# Directions
Each line below must be reproduced exactly, though the pictures are to be dropped.
START The data
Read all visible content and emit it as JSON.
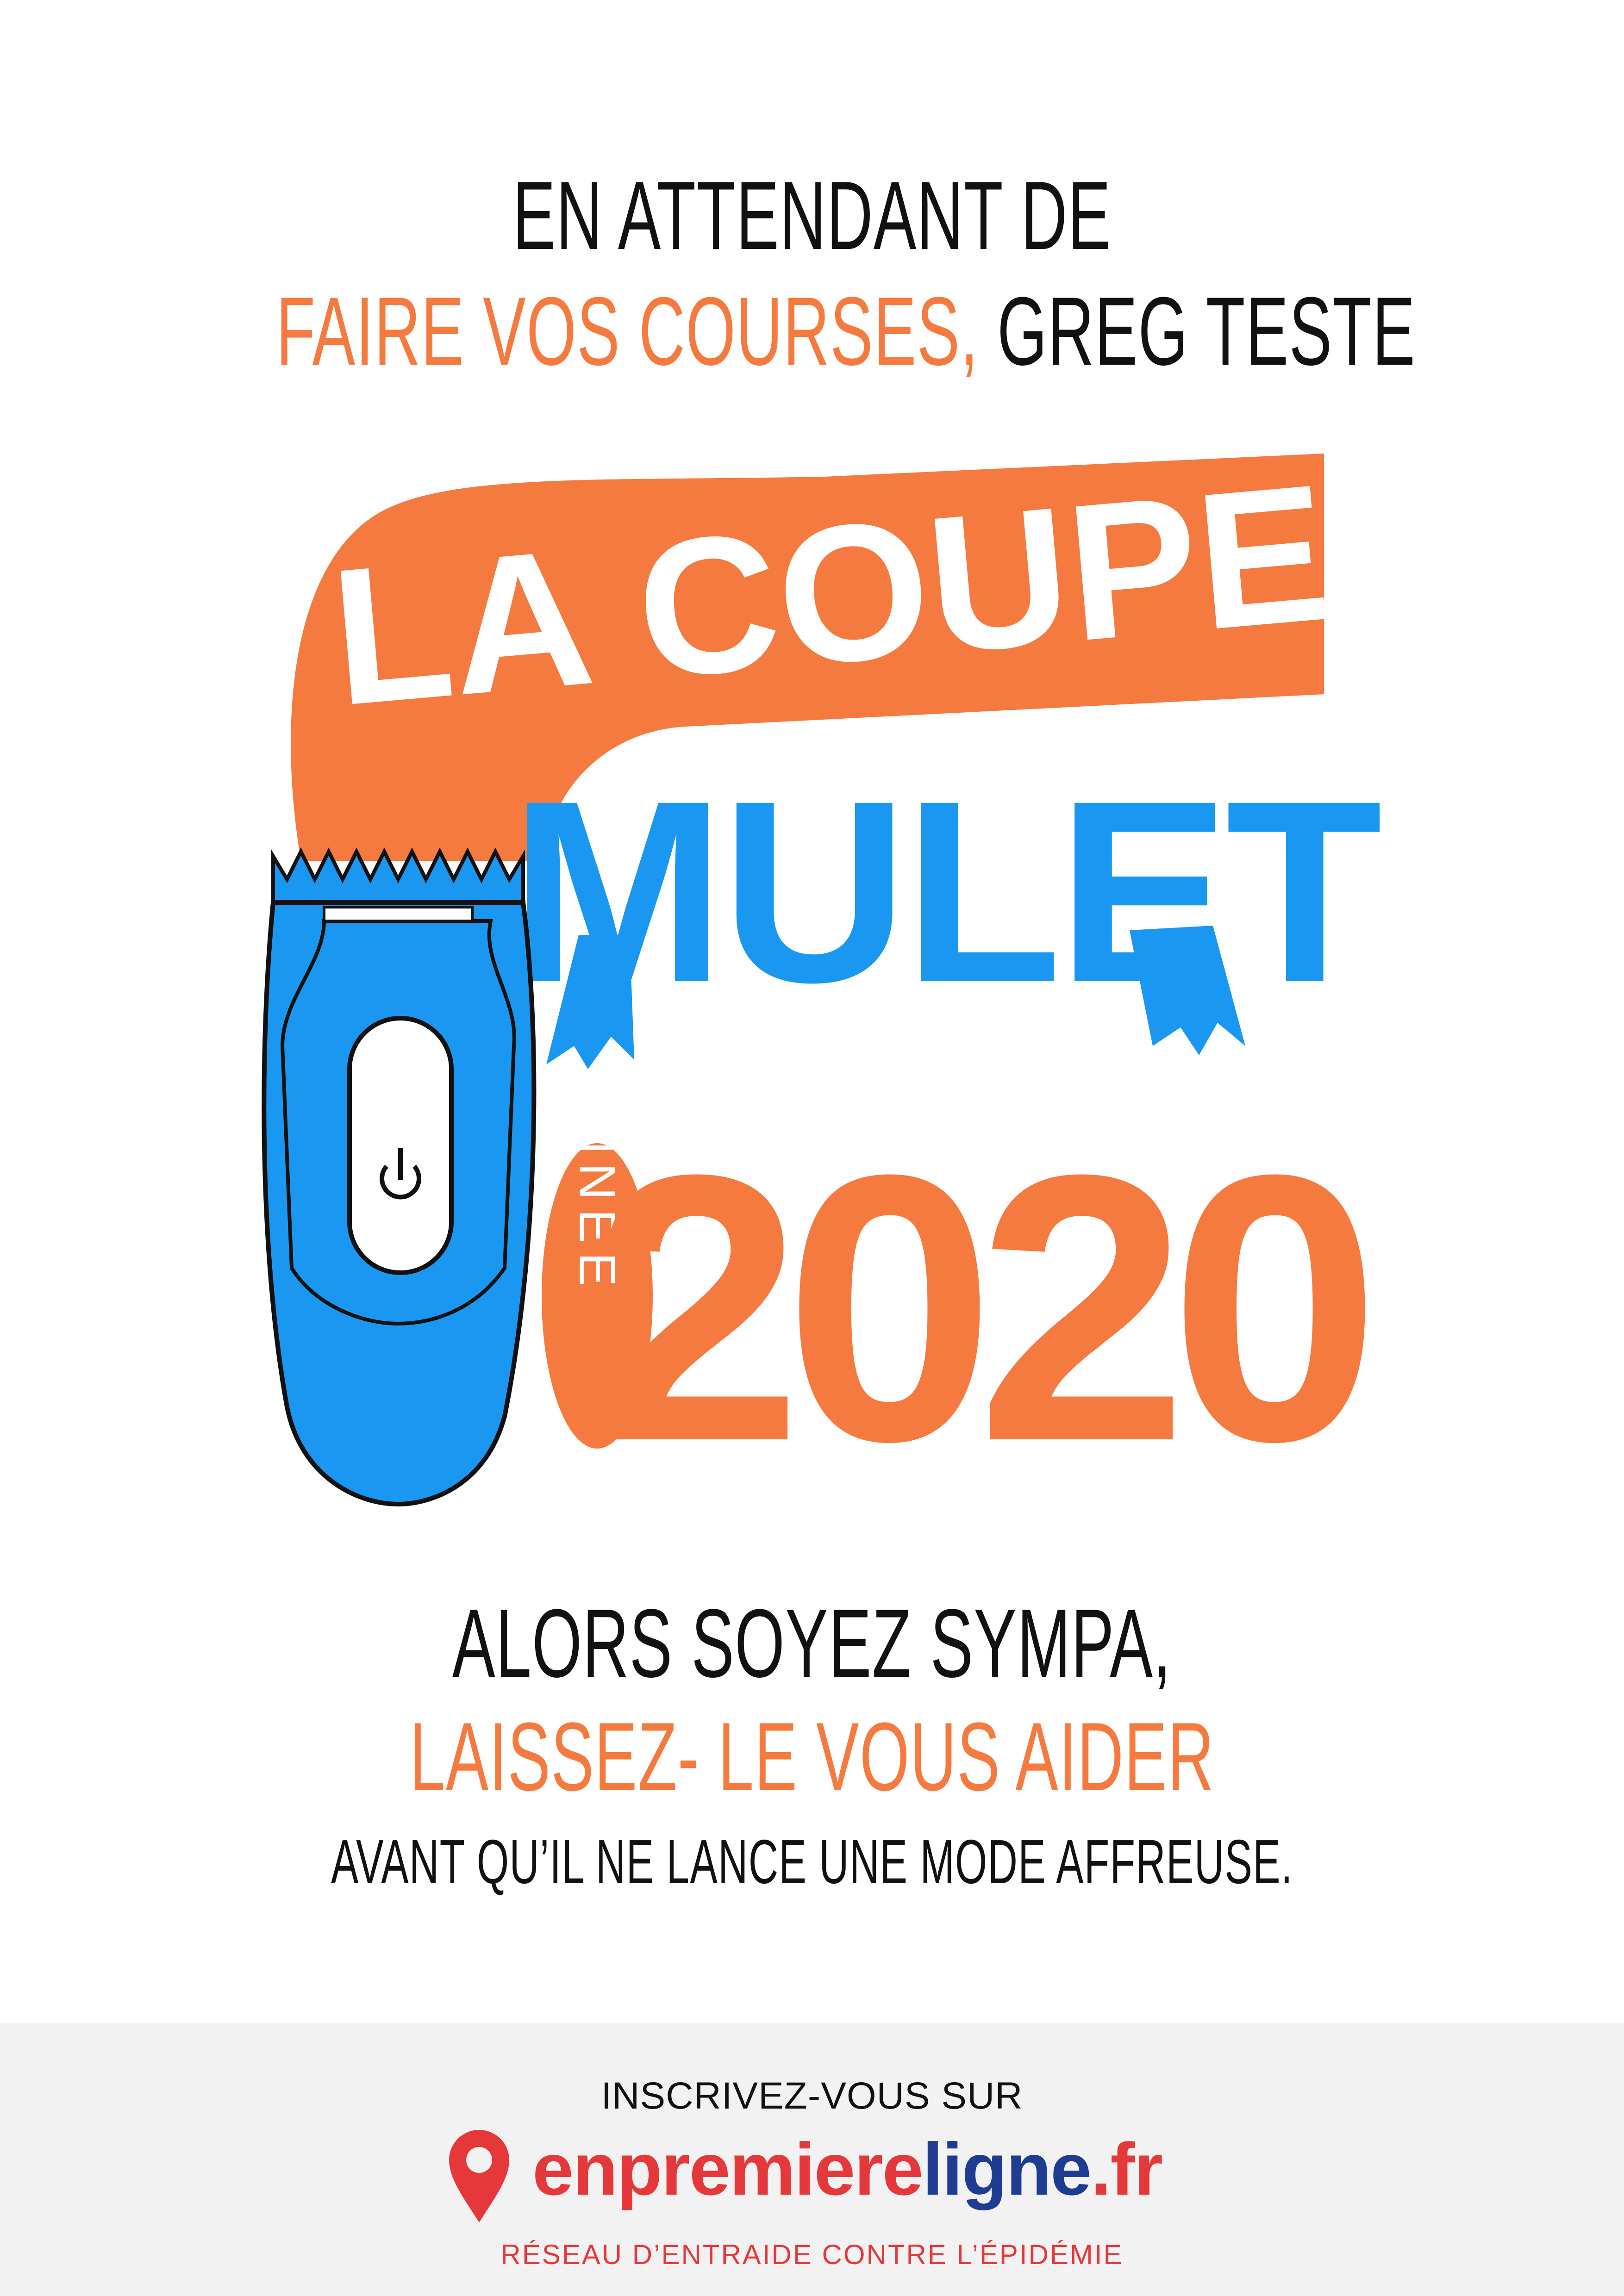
{
  "headline": {
    "line1": "EN ATTENDANT DE",
    "line2_highlight": "FAIRE VOS COURSES,",
    "line2_rest": "GREG TESTE"
  },
  "illustration": {
    "banner_text": "LA COUPE",
    "mulet_text": "MULET",
    "annee_text": "ANNÉE",
    "year_text": "2020"
  },
  "message": {
    "line1": "ALORS SOYEZ SYMPA,",
    "line2": "LAISSEZ- LE VOUS AIDER",
    "line3": "AVANT QU’IL NE LANCE UNE MODE AFFREUSE."
  },
  "footer": {
    "cta": "INSCRIVEZ-VOUS SUR",
    "brand_part1": "enpremiere",
    "brand_part2": "ligne",
    "brand_part3": ".fr",
    "tagline": "RÉSEAU D’ENTRAIDE CONTRE L’ÉPIDÉMIE"
  },
  "colors": {
    "orange": "#f47a3f",
    "blue": "#1a97f0",
    "red": "#e5383b",
    "navy": "#1f3c93"
  },
  "icons": {
    "clipper": "hair-clipper-icon",
    "power": "power-icon",
    "pin": "map-pin-icon"
  }
}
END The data
# Completed exercise
Read all visible content and emit it as JSON.
{
  "headline": {
    "line1": "EN ATTENDANT DE",
    "line2_highlight": "FAIRE VOS COURSES,",
    "line2_rest": "GREG TESTE"
  },
  "illustration": {
    "banner_text": "LA COUPE",
    "mulet_text": "MULET",
    "annee_text": "ANNÉE",
    "year_text": "2020"
  },
  "message": {
    "line1": "ALORS SOYEZ SYMPA,",
    "line2": "LAISSEZ- LE VOUS AIDER",
    "line3": "AVANT QU’IL NE LANCE UNE MODE AFFREUSE."
  },
  "footer": {
    "cta": "INSCRIVEZ-VOUS SUR",
    "brand_part1": "enpremiere",
    "brand_part2": "ligne",
    "brand_part3": ".fr",
    "tagline": "RÉSEAU D’ENTRAIDE CONTRE L’ÉPIDÉMIE"
  },
  "colors": {
    "orange": "#f47a3f",
    "blue": "#1a97f0",
    "red": "#e5383b",
    "navy": "#1f3c93"
  },
  "icons": {
    "clipper": "hair-clipper-icon",
    "power": "power-icon",
    "pin": "map-pin-icon"
  }
}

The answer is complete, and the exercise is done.